Sketch Collectors Interviews Topps About Sketch Card Handling
If you haven't already read it, there are some questions surfacing about how sketch cards are handled at Topps:
To be honest, this is something that has been talked about under the radar for quite some time but this is the first I've seen it said publicly.
The questions are about a certain eBay seller and their ability to post only the very best sketch cards. This wouldn't be a problem for most sellers that post fantastic pulls, but this seller ONLY posts fantastic pulls. Basically, they never post any very basic sketches or even sketches that would fetch average prices. A standard case-breaker would have both of these in quantity and no reason not to sell them for what they could get for them. This seller, never posts them.
This brings up the concern about how these cards are getting into their hands. Most assume some sort of back-door dealings either with or without Topps management's knowledge.
To get to the bottom of what's going on, I contacted David Waldeck at Topps, who answered all of my questions.
Sketch Collectors #1) How does Topps control sketch cards before and during the pack-insertion process? How do collectors and artists know that all sketches are making it into packs or at least being held back as replacements?
Topps) Sketch cards are returned to us sealed by the artist. Some of you may have seen those labels before. Once received by us here, the cards are opened, sorted, counted and basically run though an approval process. All non-approved cards are sent to the shredder and destroyed. Once those above steps have been completed, all sketches are locked away in a dead-bolted storage closet. There are similar closets on the premises for autographs, relics and original artwork. Several days before final pack-out is to occur, the sketches are packed and sent to whoever is assembling the product, this always varies by product. From there, the cards are re-counted and inserted into the sorters that put them into packs. It is at this step that the replacement cards are pulled at random and returned to Topps Customer Service. Each printer and co-packer has their own security staff observing pack-out, which is incredibly strict considering the rarity and historic value of many of the sports inserts.
SK #2) Does Topps ever give or sell sketch cards to employees, dealers, or anyone else instead of placing them in packs or keeping them as replacements?
Topps) Absolutely not. An overwhelming majority of cards are placed into packs. As you mentioned, the only cards that are held back are replacements.
SK #3) Is Topps aware of the seller mentioned [although not specifically] above? Has Topps received reports from concerned collectors?
Topps) We have received reports of a specific seller, and that case is being investigated.
SK #4) If so, was Topps previously aware of this?
Topps) Please see 4 above.
SK #5) Either way, is this being looked into and is there anything to report?
Topps) Please see 4 above.
Concerning replacement sketches:

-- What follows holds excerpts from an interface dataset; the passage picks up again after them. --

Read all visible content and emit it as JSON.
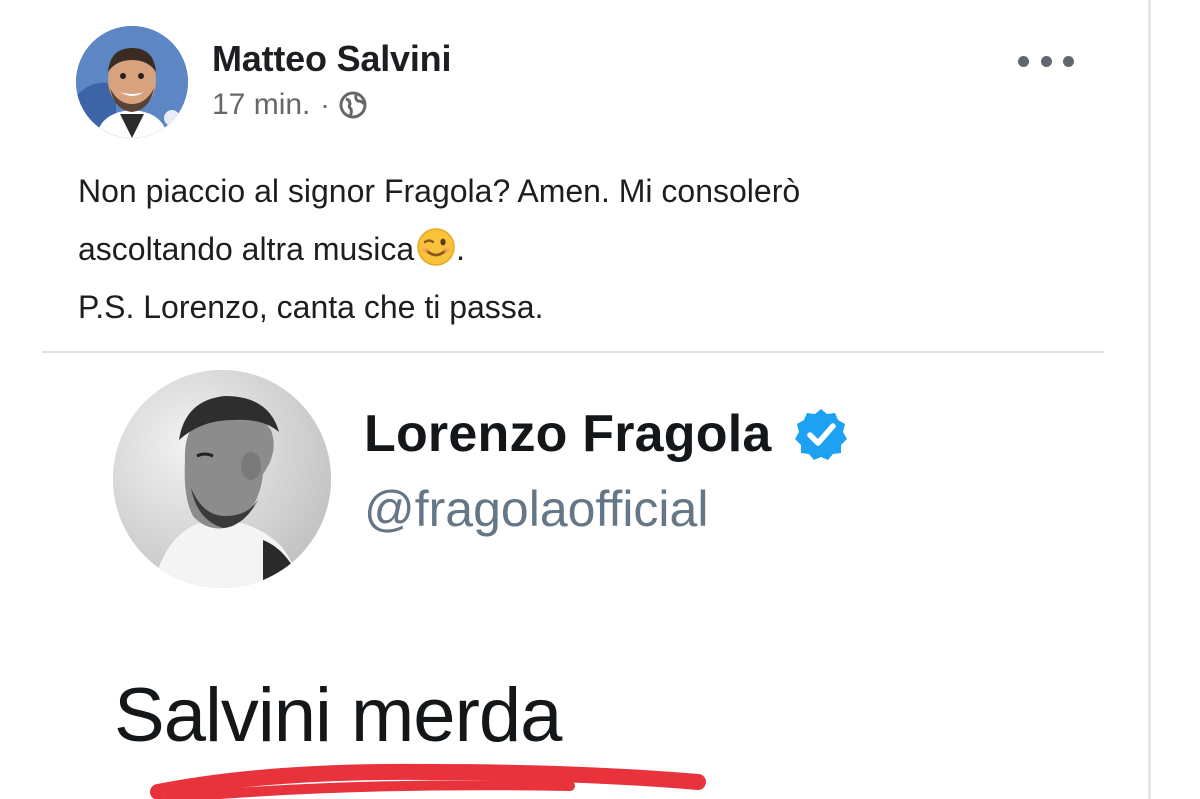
{
  "post": {
    "author": "Matteo Salvini",
    "time": "17 min.",
    "separator": "·",
    "privacy_icon": "globe-icon",
    "more_icon": "more-horizontal-icon",
    "text_lines": [
      "Non piaccio al signor Fragola? Amen. Mi consolerò",
      "ascoltando altra musica",
      ".",
      "P.S. Lorenzo, canta che ti passa."
    ],
    "emoji": "wink-emoji"
  },
  "tweet": {
    "name": "Lorenzo Fragola",
    "handle": "@fragolaofficial",
    "verified_icon": "verified-badge-icon",
    "text": "Salvini merda",
    "underline_color": "#e8323c"
  },
  "colors": {
    "facebook_text": "#1c1e21",
    "facebook_secondary": "#65676b",
    "twitter_blue": "#1da1f2",
    "twitter_secondary": "#657786"
  }
}
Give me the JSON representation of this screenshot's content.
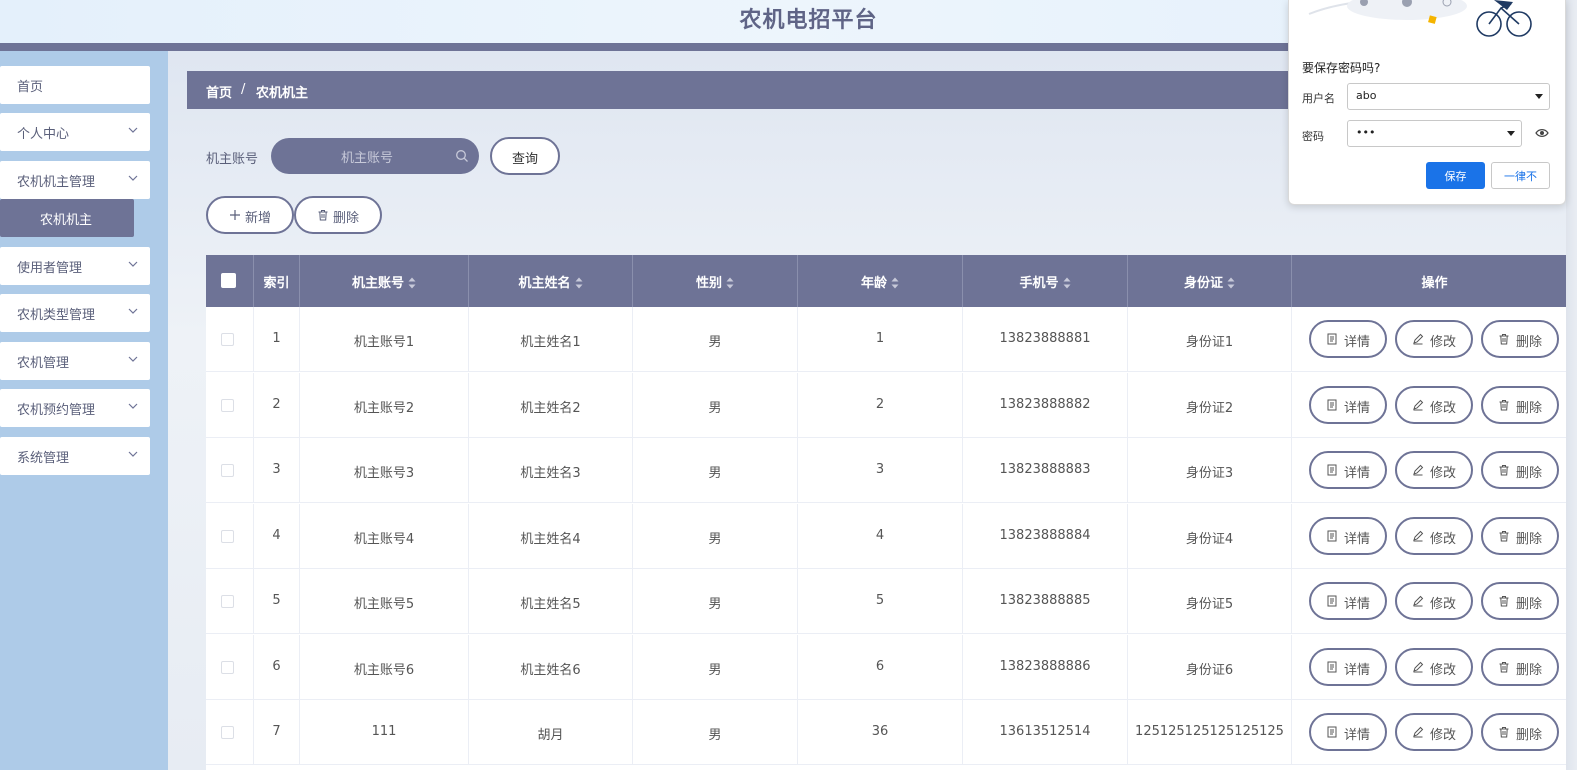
{
  "app": {
    "title": "农机电招平台"
  },
  "colors": {
    "primary": "#6e7396",
    "sidebar_bg": "#aecbe8",
    "accent_blue": "#1a73e8"
  },
  "sidebar": {
    "items": [
      {
        "label": "首页",
        "has_children": false
      },
      {
        "label": "个人中心",
        "has_children": true
      },
      {
        "label": "农机机主管理",
        "has_children": true,
        "expanded": true
      },
      {
        "label": "使用者管理",
        "has_children": true
      },
      {
        "label": "农机类型管理",
        "has_children": true
      },
      {
        "label": "农机管理",
        "has_children": true
      },
      {
        "label": "农机预约管理",
        "has_children": true
      },
      {
        "label": "系统管理",
        "has_children": true
      }
    ],
    "active_sub": {
      "label": "农机机主"
    }
  },
  "breadcrumb": {
    "home": "首页",
    "sep": "/",
    "current": "农机机主"
  },
  "search": {
    "label": "机主账号",
    "placeholder": "机主账号",
    "button": "查询"
  },
  "toolbar": {
    "add_label": "新增",
    "delete_label": "删除"
  },
  "table": {
    "columns": [
      "索引",
      "机主账号",
      "机主姓名",
      "性别",
      "年龄",
      "手机号",
      "身份证",
      "操作"
    ],
    "rows": [
      {
        "index": "1",
        "account": "机主账号1",
        "name": "机主姓名1",
        "gender": "男",
        "age": "1",
        "phone": "13823888881",
        "idcard": "身份证1"
      },
      {
        "index": "2",
        "account": "机主账号2",
        "name": "机主姓名2",
        "gender": "男",
        "age": "2",
        "phone": "13823888882",
        "idcard": "身份证2"
      },
      {
        "index": "3",
        "account": "机主账号3",
        "name": "机主姓名3",
        "gender": "男",
        "age": "3",
        "phone": "13823888883",
        "idcard": "身份证3"
      },
      {
        "index": "4",
        "account": "机主账号4",
        "name": "机主姓名4",
        "gender": "男",
        "age": "4",
        "phone": "13823888884",
        "idcard": "身份证4"
      },
      {
        "index": "5",
        "account": "机主账号5",
        "name": "机主姓名5",
        "gender": "男",
        "age": "5",
        "phone": "13823888885",
        "idcard": "身份证5"
      },
      {
        "index": "6",
        "account": "机主账号6",
        "name": "机主姓名6",
        "gender": "男",
        "age": "6",
        "phone": "13823888886",
        "idcard": "身份证6"
      },
      {
        "index": "7",
        "account": "111",
        "name": "胡月",
        "gender": "男",
        "age": "36",
        "phone": "13613512514",
        "idcard": "125125125125125125"
      }
    ],
    "actions": {
      "detail": "详情",
      "edit": "修改",
      "delete": "删除"
    }
  },
  "password_popup": {
    "title": "要保存密码吗?",
    "username_label": "用户名",
    "username_value": "abo",
    "password_label": "密码",
    "password_value": "•••",
    "save_label": "保存",
    "never_label": "一律不"
  }
}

SK #1) How are replacement cards chosen?
Topps) Entirely at random as they are being mixed into packs. This is to replicate the ratios found in the actual product. In some cases if an artist is late and does not meet the deadline, those cards may also be used as replacements.
SK #2) Are puzzle pieces (from multi-card panels) ever pulled as replacement cards?
Topps) If they are, and I am sure some do get pulled into the replacements allotment, it is totally random.
SK #3) What does Topps do with replacements that don't get used?
Topps) These are filed for future requests and kept until supplies are depleted. We still get replacement requests for the very first Clone Wars, Revenge of the Sith and The Lord of the Rings Evolution.
I would personally like to thank David and Topps for answering these questions for the collectors.
If you would like to comment on this article, head over the the Scoundrel thread: http://scoundrelpublishing.com/spart/viewtopic.php?p=331310